Highly disciplined people understand that this is just the mind trying to trick them into taking the path of least resistance. They don’t fall for this mind-trickery because they know the human mind prefers instant-gratification and is always trying to avoid the difficult stuff.
Highly disciplined people see it all as one big game. It’s them versus the mind-trickery. When their inner voice of resistance tells them to quit, they’ll go another round simply because they don’t want to give in this mind-trickery.
Where most people postpone the most daunting tasks until later in the day (or tomorrow), highly disciplined people make it a habit of taking on the hardest tasks first thing in the day. There are a few reasons why they do this.
First of all, they realize that the more they postpone the hard things, the less likely they are to do it. Postponing the hard things until later in the day often means it doesn’t get done. Other obligations or urgent tasks pop up, and the task gets deferred until tomorrow. When you have the rule to do the hard things first, however, there’s no way to procrastinate on them.
Furthermore, when you do the hard things first, the rest of the day feels like a breeze. This is a much more productive and enjoyable way of going through life. You don’t have to worry for hours and hours, thinking about this daunting task. When it’s already out of the way, the rest of the day feels like a walk in the park.

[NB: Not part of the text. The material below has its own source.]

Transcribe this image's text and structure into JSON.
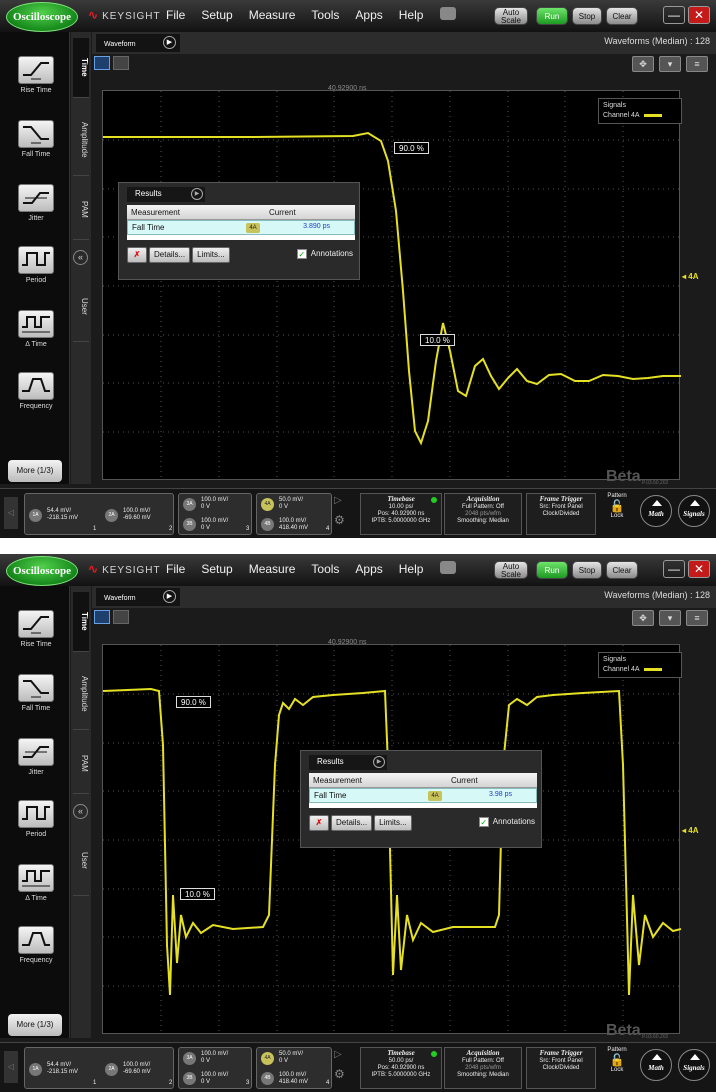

As Mark Twain said, “Eat a live frog first thing in the morning and nothing worse will happen to you the rest of the day.”
Change only comes from taking action, not just by knowing about it. Therefore, as an action point for this article, incorporate at least one of these habits in your daily routine.
To Your Personal Growth,
Founder Personal Growth Lab